We would like to think that all of our very responsible parents and relatives have their legal documents in order. However, that is not always the case. It might be difficult to gauge when a guardianship is needed to protect a senior.
Florida Today’s recent article entitled “One Senior Place: What is guardianship and should I seek it?” explains that we need to have a serious discussion with our loved ones and determine if, in fact, “their affairs are in order.” If not, a guardianship may be in their futures.
That is because a guardianship is really a last step.
Guardianship is a legal process that is used to protect a senior who is no longer able to care for his or herself due to incapacity or disability. A court will appoint a legal guardian to care for a senior, who’s called a ward. A legal guardian has the legal authority to make decisions for the ward and represent his or her personal and financial interests. A court-appointed guardian can also be authorized to make healthcare decisions. In a guardianship, the senior relinquishes all rights to self-determination, so you can see how this is the choice of last resort.
If a suitable guardian isn’t found, the court can appoint a publicly financed agency that serves this role.

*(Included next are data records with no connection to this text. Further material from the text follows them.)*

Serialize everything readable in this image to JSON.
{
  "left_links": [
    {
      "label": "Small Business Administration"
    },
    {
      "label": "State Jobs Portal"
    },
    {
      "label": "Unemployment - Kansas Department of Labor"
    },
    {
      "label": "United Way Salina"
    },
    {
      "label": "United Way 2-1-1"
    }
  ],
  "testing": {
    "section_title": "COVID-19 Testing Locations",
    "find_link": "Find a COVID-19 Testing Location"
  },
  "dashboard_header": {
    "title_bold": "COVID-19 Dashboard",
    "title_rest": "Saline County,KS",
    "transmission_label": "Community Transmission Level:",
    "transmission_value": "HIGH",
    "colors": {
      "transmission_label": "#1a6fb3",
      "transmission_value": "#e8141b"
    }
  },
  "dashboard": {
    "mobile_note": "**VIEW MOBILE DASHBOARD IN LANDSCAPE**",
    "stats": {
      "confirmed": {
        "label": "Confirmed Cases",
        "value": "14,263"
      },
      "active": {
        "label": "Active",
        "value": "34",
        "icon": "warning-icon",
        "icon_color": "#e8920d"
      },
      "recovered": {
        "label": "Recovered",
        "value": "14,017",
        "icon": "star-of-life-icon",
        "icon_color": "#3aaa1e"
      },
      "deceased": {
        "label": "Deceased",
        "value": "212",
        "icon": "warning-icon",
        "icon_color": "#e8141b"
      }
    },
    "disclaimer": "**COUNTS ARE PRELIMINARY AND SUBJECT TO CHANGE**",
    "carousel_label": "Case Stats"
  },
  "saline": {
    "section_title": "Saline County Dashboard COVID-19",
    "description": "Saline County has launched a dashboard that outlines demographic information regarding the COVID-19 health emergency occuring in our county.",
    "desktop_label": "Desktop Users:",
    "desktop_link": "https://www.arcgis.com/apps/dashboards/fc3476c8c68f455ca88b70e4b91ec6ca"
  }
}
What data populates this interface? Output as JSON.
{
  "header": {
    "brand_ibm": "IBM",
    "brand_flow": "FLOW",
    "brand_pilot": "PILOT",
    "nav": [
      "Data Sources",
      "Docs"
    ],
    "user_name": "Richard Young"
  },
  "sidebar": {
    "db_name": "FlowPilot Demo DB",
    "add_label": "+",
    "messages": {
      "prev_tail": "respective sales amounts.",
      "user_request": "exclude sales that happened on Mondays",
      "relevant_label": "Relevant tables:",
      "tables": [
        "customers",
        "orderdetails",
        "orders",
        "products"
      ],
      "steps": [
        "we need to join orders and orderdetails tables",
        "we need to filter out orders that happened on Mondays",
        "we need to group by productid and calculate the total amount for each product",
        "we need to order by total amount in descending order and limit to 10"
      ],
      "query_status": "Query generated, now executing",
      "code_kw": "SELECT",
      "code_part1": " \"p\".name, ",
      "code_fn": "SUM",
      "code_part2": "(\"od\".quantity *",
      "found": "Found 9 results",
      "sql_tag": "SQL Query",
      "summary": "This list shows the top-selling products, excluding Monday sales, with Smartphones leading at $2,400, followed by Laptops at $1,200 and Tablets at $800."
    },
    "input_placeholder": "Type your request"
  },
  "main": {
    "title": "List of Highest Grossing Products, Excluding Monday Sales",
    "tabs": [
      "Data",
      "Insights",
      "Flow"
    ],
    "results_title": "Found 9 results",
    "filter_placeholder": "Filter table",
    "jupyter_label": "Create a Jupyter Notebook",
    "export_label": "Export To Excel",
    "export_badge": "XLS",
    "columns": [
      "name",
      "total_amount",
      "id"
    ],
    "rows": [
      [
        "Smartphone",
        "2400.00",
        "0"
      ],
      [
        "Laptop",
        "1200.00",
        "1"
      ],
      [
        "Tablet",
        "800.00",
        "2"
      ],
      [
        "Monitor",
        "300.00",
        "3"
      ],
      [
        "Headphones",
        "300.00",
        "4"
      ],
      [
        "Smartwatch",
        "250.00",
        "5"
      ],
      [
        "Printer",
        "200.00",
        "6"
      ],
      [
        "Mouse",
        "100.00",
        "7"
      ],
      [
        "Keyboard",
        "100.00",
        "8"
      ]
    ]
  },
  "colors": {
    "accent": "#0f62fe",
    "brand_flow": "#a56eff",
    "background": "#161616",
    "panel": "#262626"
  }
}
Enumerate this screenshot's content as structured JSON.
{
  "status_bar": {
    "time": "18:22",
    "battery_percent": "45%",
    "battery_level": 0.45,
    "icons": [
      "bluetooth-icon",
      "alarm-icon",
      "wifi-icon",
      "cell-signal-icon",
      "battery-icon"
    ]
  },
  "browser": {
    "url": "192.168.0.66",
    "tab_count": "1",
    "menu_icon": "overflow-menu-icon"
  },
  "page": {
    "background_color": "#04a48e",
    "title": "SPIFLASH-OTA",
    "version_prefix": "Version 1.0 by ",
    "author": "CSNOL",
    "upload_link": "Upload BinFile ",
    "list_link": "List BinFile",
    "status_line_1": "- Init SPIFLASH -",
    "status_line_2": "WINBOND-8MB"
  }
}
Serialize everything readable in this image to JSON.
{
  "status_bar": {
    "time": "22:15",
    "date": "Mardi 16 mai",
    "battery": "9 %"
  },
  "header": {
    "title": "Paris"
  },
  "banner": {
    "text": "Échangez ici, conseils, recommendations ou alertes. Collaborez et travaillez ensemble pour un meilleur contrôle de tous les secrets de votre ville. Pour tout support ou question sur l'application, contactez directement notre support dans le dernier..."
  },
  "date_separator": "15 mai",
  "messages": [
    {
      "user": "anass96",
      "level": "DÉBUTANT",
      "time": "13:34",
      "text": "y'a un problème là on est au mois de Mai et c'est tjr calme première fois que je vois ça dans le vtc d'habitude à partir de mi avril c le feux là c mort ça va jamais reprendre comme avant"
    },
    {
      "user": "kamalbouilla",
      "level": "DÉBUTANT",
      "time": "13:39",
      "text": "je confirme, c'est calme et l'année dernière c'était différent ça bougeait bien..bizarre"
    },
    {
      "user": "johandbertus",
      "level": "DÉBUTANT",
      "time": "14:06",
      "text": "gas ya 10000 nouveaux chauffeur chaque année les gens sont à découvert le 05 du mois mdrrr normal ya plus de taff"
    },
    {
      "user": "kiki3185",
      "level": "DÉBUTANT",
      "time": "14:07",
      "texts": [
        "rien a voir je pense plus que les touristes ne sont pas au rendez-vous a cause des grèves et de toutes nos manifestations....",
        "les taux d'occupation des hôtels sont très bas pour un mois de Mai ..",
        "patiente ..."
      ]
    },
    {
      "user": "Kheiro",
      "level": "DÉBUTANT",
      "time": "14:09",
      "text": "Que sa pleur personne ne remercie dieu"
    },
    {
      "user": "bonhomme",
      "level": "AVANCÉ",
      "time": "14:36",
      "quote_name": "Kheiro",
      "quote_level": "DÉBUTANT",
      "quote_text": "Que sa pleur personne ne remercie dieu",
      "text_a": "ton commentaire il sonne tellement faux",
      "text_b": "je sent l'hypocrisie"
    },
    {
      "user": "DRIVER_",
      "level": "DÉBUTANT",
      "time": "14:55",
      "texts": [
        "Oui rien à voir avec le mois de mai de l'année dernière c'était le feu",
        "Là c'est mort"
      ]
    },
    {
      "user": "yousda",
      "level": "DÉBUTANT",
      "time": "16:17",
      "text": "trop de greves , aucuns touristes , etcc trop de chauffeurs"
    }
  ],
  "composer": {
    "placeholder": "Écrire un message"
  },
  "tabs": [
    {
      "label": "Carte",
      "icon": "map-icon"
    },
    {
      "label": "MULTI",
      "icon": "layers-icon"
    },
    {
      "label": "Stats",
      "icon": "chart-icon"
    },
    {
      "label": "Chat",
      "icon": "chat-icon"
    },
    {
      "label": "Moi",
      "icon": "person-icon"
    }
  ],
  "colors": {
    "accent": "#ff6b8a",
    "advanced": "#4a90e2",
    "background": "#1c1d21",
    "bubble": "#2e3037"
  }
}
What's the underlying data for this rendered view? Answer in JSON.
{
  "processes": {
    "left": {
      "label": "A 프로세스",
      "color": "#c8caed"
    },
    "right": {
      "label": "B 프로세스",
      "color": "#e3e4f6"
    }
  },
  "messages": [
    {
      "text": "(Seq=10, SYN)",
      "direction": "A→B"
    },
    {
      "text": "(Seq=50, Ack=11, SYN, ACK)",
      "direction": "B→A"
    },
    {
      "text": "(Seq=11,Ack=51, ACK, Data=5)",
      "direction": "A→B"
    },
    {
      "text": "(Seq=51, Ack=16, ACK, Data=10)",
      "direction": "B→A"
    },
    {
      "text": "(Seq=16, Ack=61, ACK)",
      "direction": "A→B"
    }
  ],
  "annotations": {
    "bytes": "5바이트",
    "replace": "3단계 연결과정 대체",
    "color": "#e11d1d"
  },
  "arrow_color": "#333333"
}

A doctor will examine a senior and determine if he or she is incompetent to make his or her own decisions. The judge will review the senior’s medical reports and listen to testimony to determine the extent of the alleged incapacity and whether the person seeking guardianship is qualified and responsible.
A guardian can be any competent adult, such as the ward’s spouse, another family member, a friend, or a neighbor. There are even professional guardians. The guardian will usually consider the known wishes of the person under guardianship.
Guardianship can be very costly and can involve a profound loss of freedom and dignity. As a result, speaking with an experienced elder law attorney is essential.
While it might be hard to know when a guardianship is needed to protect a senior, there are things that any competent adult can do to decrease the chances of ever needing guardianship. This includes:
- Drafting a power of attorney for finances; and
- Drafting an advance healthcare directive, which names a surrogate decision maker for your healthcare decisions, including the right to refuse or terminate life-sustaining medical care based on your wishes.
Moreover, talk about your wishes and all your estate planning documents with your family. That way they’ll know how to put your plan into action, if required in the future.
If you are interested in learning more about guardianship, please read our previous posts.
Reference: Florida Today (March 23, 2021) “One Senior Place: What is guardianship and should I seek it?”